In addition to support in the academic arena, the Reserve Bank makes some modest donations to charitable organisations; total contributions to charity in 1997/98 were $22,600. The Bank is a corporate sponsor of the Financial Markets Foundation for Children's Work-A-Day 4 Kids, a fund-raising activity among staff members of various Australian financial institutions in which participating staff contribute up to a day's pay to the Foundation. The Foundation, of which the Governor is chairman, raises funds for research into medical and social problems affecting children.

The Reserve Bank has mounted a display in its Head Office of historical material relating to note designs. The display contains unissued notes and unused designs from four periods: high-denomination notes from the early 1950s; the ‘royals’ of the early 1960s; designs by four designers prior to the conversion to decimal currency in 1966; and some more recent unused designs for notes. The Reserve Bank's collection of artworks, the bulk of which was acquired during the 1950s and 1960s, is well regarded in the art community. The Bank generally accedes to requests from public art galleries which seek to include items from its collection in certain specialist exhibitions.
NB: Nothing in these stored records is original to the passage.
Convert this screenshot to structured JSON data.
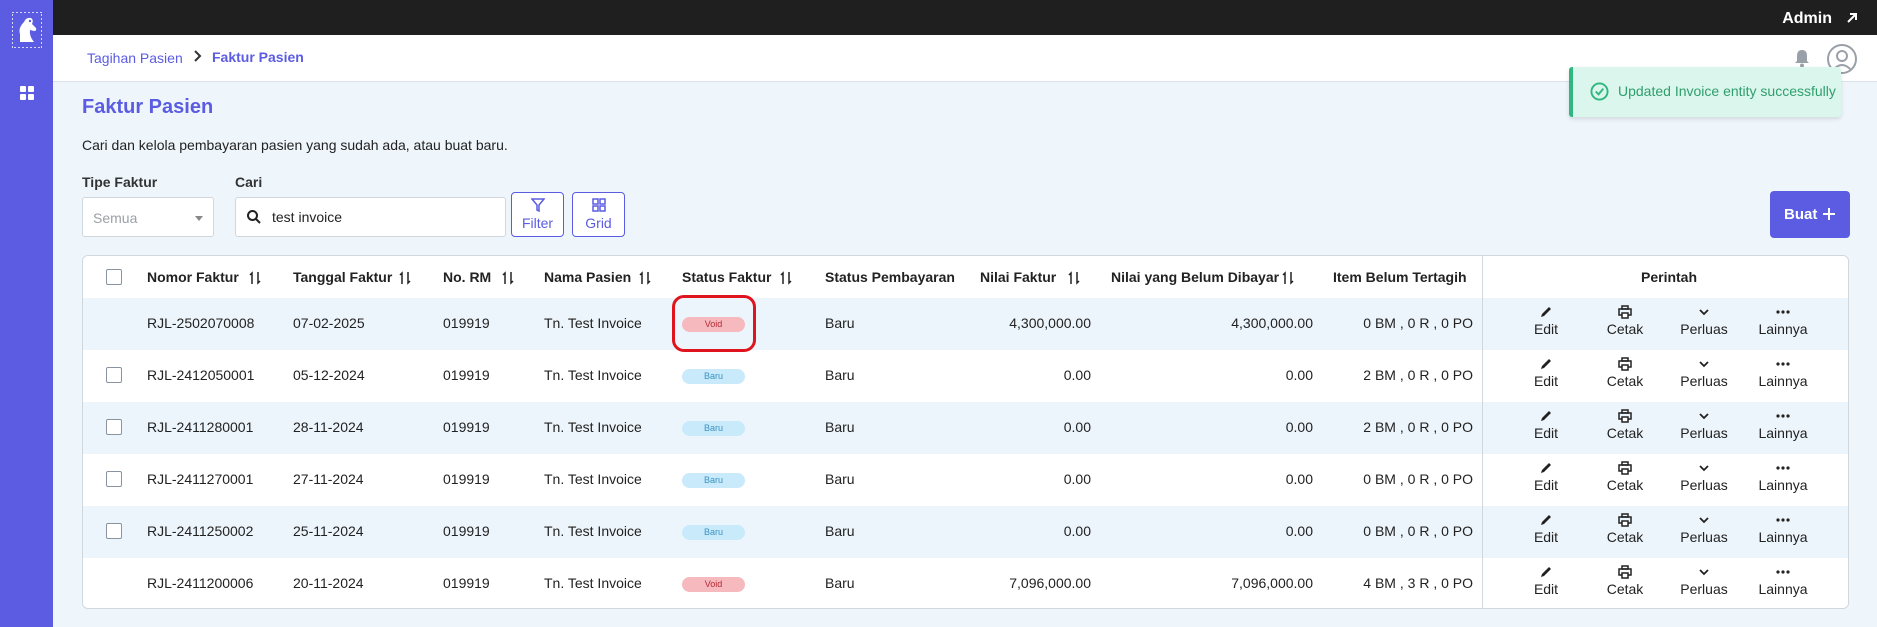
{
  "colors": {
    "brand": "#5b5ce2",
    "topbar": "#1f1f1f",
    "void_badge": "#f6b9bd",
    "baru_badge": "#c9eafa",
    "toast_bg": "#dbf6ec",
    "highlight_ring": "#e0141e"
  },
  "topbar": {
    "user": "Admin"
  },
  "breadcrumb": {
    "parent": "Tagihan Pasien",
    "current": "Faktur Pasien"
  },
  "toast": {
    "message": "Updated Invoice entity successfully",
    "icon": "check-circle-icon"
  },
  "page": {
    "title": "Faktur Pasien",
    "subtitle": "Cari dan kelola pembayaran pasien yang sudah ada, atau buat baru."
  },
  "filters": {
    "type_label": "Tipe Faktur",
    "type_value": "Semua",
    "search_label": "Cari",
    "search_value": "test invoice",
    "filter_button": "Filter",
    "grid_button": "Grid",
    "create_button": "Buat"
  },
  "table": {
    "headers": {
      "invoice_no": "Nomor Faktur",
      "invoice_date": "Tanggal Faktur",
      "rm_no": "No. RM",
      "patient_name": "Nama Pasien",
      "invoice_status": "Status Faktur",
      "payment_status": "Status Pembayaran",
      "invoice_value": "Nilai Faktur",
      "unpaid_value": "Nilai yang Belum Dibayar",
      "unbilled_items": "Item Belum Tertagih",
      "actions": "Perintah"
    },
    "actions": {
      "edit": "Edit",
      "print": "Cetak",
      "expand": "Perluas",
      "more": "Lainnya"
    },
    "rows": [
      {
        "invoice_no": "RJL-2502070008",
        "invoice_date": "07-02-2025",
        "rm_no": "019919",
        "patient_name": "Tn. Test Invoice",
        "status": "Void",
        "payment_status": "Baru",
        "value": "4,300,000.00",
        "unpaid": "4,300,000.00",
        "unbilled": "0 BM , 0 R , 0 PO",
        "checkbox": false
      },
      {
        "invoice_no": "RJL-2412050001",
        "invoice_date": "05-12-2024",
        "rm_no": "019919",
        "patient_name": "Tn. Test Invoice",
        "status": "Baru",
        "payment_status": "Baru",
        "value": "0.00",
        "unpaid": "0.00",
        "unbilled": "2 BM , 0 R , 0 PO",
        "checkbox": true
      },
      {
        "invoice_no": "RJL-2411280001",
        "invoice_date": "28-11-2024",
        "rm_no": "019919",
        "patient_name": "Tn. Test Invoice",
        "status": "Baru",
        "payment_status": "Baru",
        "value": "0.00",
        "unpaid": "0.00",
        "unbilled": "2 BM , 0 R , 0 PO",
        "checkbox": true
      },
      {
        "invoice_no": "RJL-2411270001",
        "invoice_date": "27-11-2024",
        "rm_no": "019919",
        "patient_name": "Tn. Test Invoice",
        "status": "Baru",
        "payment_status": "Baru",
        "value": "0.00",
        "unpaid": "0.00",
        "unbilled": "0 BM , 0 R , 0 PO",
        "checkbox": true
      },
      {
        "invoice_no": "RJL-2411250002",
        "invoice_date": "25-11-2024",
        "rm_no": "019919",
        "patient_name": "Tn. Test Invoice",
        "status": "Baru",
        "payment_status": "Baru",
        "value": "0.00",
        "unpaid": "0.00",
        "unbilled": "0 BM , 0 R , 0 PO",
        "checkbox": true
      },
      {
        "invoice_no": "RJL-2411200006",
        "invoice_date": "20-11-2024",
        "rm_no": "019919",
        "patient_name": "Tn. Test Invoice",
        "status": "Void",
        "payment_status": "Baru",
        "value": "7,096,000.00",
        "unpaid": "7,096,000.00",
        "unbilled": "4 BM , 3 R , 0 PO",
        "checkbox": false
      }
    ]
  }
}
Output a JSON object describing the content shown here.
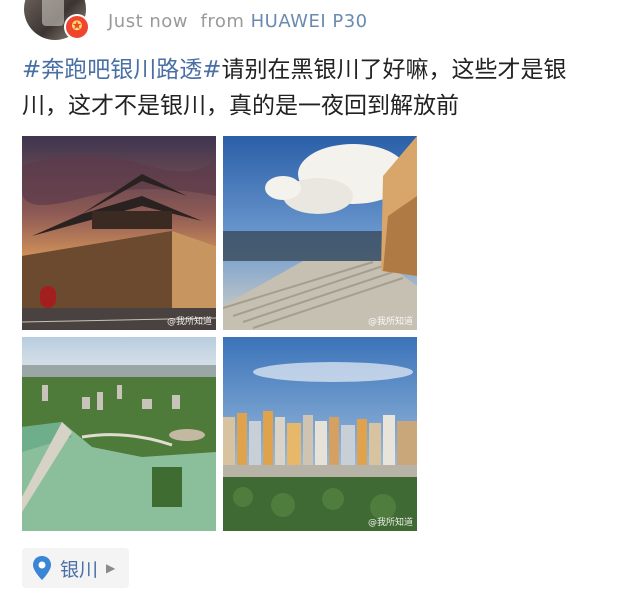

During 1997/98, four artworks were on loan under these arrangements.

Statutory Obligations

Equal employment opportunity

As required under the Equal Employment Opportunity (Commonwealth Authorities) Act 1987, a report for 1996/97 on the Bank's equal employment opportunity program was tabled in Parliament in October 1997.

Freedom of information

– Section 8 statement

The Reserve Bank is an exempt agency under the Freedom of Information Act 1982 in respect of documents concerning banking operations (including individual open market operations and foreign exchange dealings) and exchange control matters.

Organisation and functions: The Reserve Bank is Australia's central bank. It was established by Commonwealth legislation in 1911. Its functions, powers and responsibilities are specified in the Reserve Bank Act 1959, the Banking Act 1959, the Financial Corporations Act 1974, the Commonwealth Authorities and Companies Act 1997, the Payment Systems (Regulation) Act 1998 and the Payment Systems and Netting Act 1998, and in Regulations made under those Acts. The Bank's organisation chart appears at the end of this Report.

Categories of documents: Lists of publications, including speeches, articles, occasional papers, information booklets, conference volumes, regular media releases and other publications, are published from time to time in the Reserve Bank Bulletin; most of this information is also included on the Bank's web site. Other documents held by the Bank are in the form of working notes and files covering policy and operational matters, statistical data, personnel, premises and general administration.

Facilities for access and freedom of information procedures: Inquiries under the Freedom of Information Act 1982, including requests for access to documents, should be directed to the Secretary, Head Office, or the Managers of branches. Applications should be accompanied by the application fee (currently $30). Facilities to inspect documents to which access has been granted are available in the Bank's branches.

– Section 93 statement

Six requests for access to documents under the Act were received in 1997/98, compared with two in the previous year. Access to documents was granted in full for three requests and in part for one request, and access was denied for two requests. There were no applications for internal review or for review by the Administrative Appeals Tribunal. The cost of administering the Act in 1997/98 is estimated to have been approximately $8,800, compared with approximately $67,100 in the previous year; application fees of $90 and charges of $380 were collected by the Reserve Bank.